Fig 1. King Kong Poster
King Kong, the classic beauty and the beast story translated into film. It is seen as such an iconic film for many reasons. One would definitely be the special effects that were used. Stop-motion animation was used for the beast (King Kong) and also for the dinosaurs. Although by todays standards, the special effects were rough and somewhat unrealistic, in 1933 they would no doubt have been considered state of the art and perhaps even frightening to audiences. This is most certainly the view of film critic Mordaunt Hall ''Through multiple exposures, processed "shots" and a variety of angles of camera wizardry the producers set forth an adequate story and furnish enough thrills for any devotee of such tales.'' (Hall, 1933).
In terms of the plot, the film follows Carl Denham who is a film director and looking for his next big film. He is eager to go off in search of an uncharted island with a wall cut across it, which is said to be home to a colossal beast. Carl wishes to film the beast for his film. At the beginning of the film he has already arranged for transport to the island and most of the other parts for his film are already in place, however he has no leading lady for his film and must go into the streets of New York to find her. It is here that he finds Ann Darrow who after seeing, realizes that she is perfect for the role. With everything in place, the cast and crew for the film set off for the island that Carl has told them about.
Upon arriving at the island they encounter the island natives, who are in the process of a ritual for 'the wife of Kong'. After the crew disturbs their ritual, the chief of the natives sees Ann and decides she would be a good women for Kong. Carl and the others decline the chiefs offer of a trade and head back to the ship, assuring the natives of their return the next day. While they are onboard the ship, the natives capture Ann and take her back to the island for their ritual. After finding that Ann is missing, everyone onboard discovers that she has been captured and rush back to the island to rescue her.
However, soon after the party's arrival, Kong takes Ann with him back into the dense forest beyond the wall. The party then rush off in pursuit of the ape. They have encounters with Kong and more and more of their party die, until eventually they rescue Ann and capture the beast through the use of gas bombs.
After they capture Kong, Carl Denham decides that he will bring the beast back with them to New York and show him on Broadway.

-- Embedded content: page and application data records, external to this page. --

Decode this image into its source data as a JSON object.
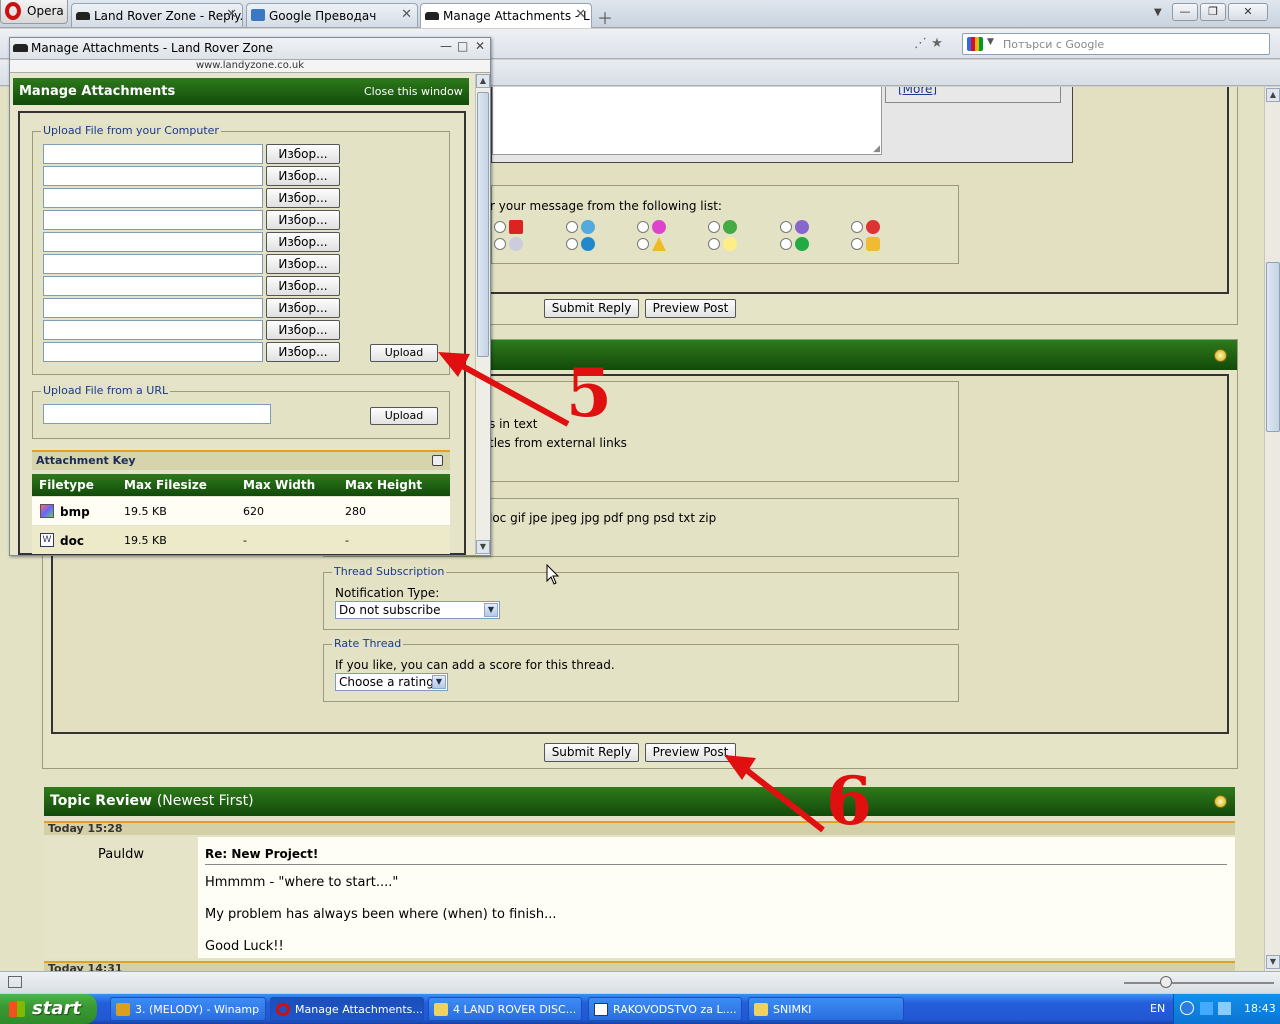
{
  "browser": {
    "menu_label": "Opera",
    "tabs": [
      {
        "label": "Land Rover Zone - Reply..."
      },
      {
        "label": "Google Преводач"
      },
      {
        "label": "Manage Attachments - L..."
      }
    ],
    "search_placeholder": "Потърси с Google"
  },
  "popup": {
    "window_title": "Manage Attachments - Land Rover Zone",
    "url": "www.landyzone.co.uk",
    "header_title": "Manage Attachments",
    "close_link": "Close this window",
    "upload_computer_legend": "Upload File from your Computer",
    "browse_label": "Избор...",
    "upload_label": "Upload",
    "upload_url_legend": "Upload File from a URL",
    "attachment_key": {
      "title": "Attachment Key",
      "columns": [
        "Filetype",
        "Max Filesize",
        "Max Width",
        "Max Height"
      ],
      "rows": [
        {
          "type": "bmp",
          "size": "19.5 KB",
          "width": "620",
          "height": "280"
        },
        {
          "type": "doc",
          "size": "19.5 KB",
          "width": "-",
          "height": "-"
        }
      ]
    }
  },
  "page": {
    "more_link": "[More]",
    "icon_prompt": "r your message from the following list:",
    "submit_reply": "Submit Reply",
    "preview_post": "Preview Post",
    "options_line1": "s in text",
    "options_line2": "tles from external links",
    "attach_types": "loc gif jpe jpeg jpg pdf png psd txt zip",
    "thread_subscription": {
      "legend": "Thread Subscription",
      "label": "Notification Type:",
      "value": "Do not subscribe"
    },
    "rate_thread": {
      "legend": "Rate Thread",
      "label": "If you like, you can add a score for this thread.",
      "value": "Choose a rating"
    },
    "topic_review": {
      "title": "Topic Review",
      "subtitle": "(Newest First)",
      "date1": "Today 15:28",
      "author": "Pauldw",
      "post_title": "Re: New Project!",
      "line1": "Hmmmm - \"where to start....\"",
      "line2": "My problem has always been where (when) to finish...",
      "line3": "Good Luck!!",
      "date2": "Today 14:31"
    }
  },
  "annotations": {
    "step5": "5",
    "step6": "6"
  },
  "taskbar": {
    "start": "start",
    "items": [
      {
        "label": "3.  (MELODY) - Winamp"
      },
      {
        "label": "Manage Attachments..."
      },
      {
        "label": "4 LAND ROVER DISC..."
      },
      {
        "label": "RAKOVODSTVO za L...."
      },
      {
        "label": "SNIMKI"
      }
    ],
    "lang": "EN",
    "clock": "18:43"
  }
}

This, unfortunately does not go to plan and Kong escapes the shackles built for him and captures Ann once more. The following scene is the most iconic in the film, as Kong climbs the empire state building with Ann in hand and makes his final stand against fighter planes. After he is shot many times, Kong eventually loses his strength, lets go of Ann and falls to his demise.
''the characters are (even by the standards of the day) half-baked, and the performances - with the exception of Armstong as the P.T. Barnum-alike - wooden.'' (McCabe, s.d.) This is something that could be attributed to the fact that the actors were often expected to react to things on command instead of working off of the other actors. The special effects used could have been a fairly new experience for many actors to work with at the time.
Fig 2. Island Natives
Fig 3. King Kong 2005
''There have been two remakes of King Kong (one had Jessica Lange; the other was directed by whiz kid Peter Jackson), but the original is still the best.'' (Thomson, 2010) In Peter Jacksons 2005 remake of the film there are many references to pay tribute to the original hidden in plain sight. One of which is when (in the 2005 remake) the beast is captured and the show on Broadway features actors portraying the natives (See Fig 3.). In the original, the natives are dressed in the exact same way and performing the exact movements when they are performing their ritual for Kong (See Fig 2.).
Cooper, M.C (1933) Figure 1. King Kong Poster. http://upload.wikimedia.org/wikipedia/commons/e/e1/King_Kong_1933_French_poster.jpg (Accessed on 16/10/14)
Cooper, M.C (1933) Figure 2. Island Natives. http://1.bp.blogspot.com/-sal5kLPCdsc/TVWKVwXOPjI/AAAAAAAABGc/V4U3Lkq7WSw/s1600/King%2B3%2BNatives.jpg (Accessed on 16/10/14)
Jackson, P (2005) Figure 3. King Kong 2005. https://cdn.tutsplus.com/ae/uploads/legacy/705_
vfx/King_Kong.jpg (Accessed on 16/10/14)
McCabe, B (s.d.) http://www.empireonline.com/reviews/reviewcomplete.asp?FID=133479 (Accessed on 16/10/14)
Thomson, D (2010) http://www.theguardian.com/film/2010/oct/21/king-kong-science-fiction (Accessed on 16/10/14)
Hall, M (1933) http://www.nytimes.com/movie/review?res=9F03E3DC173BEF3ABC4B53DFB5
668388629EDE (Accessed on 16/10/14)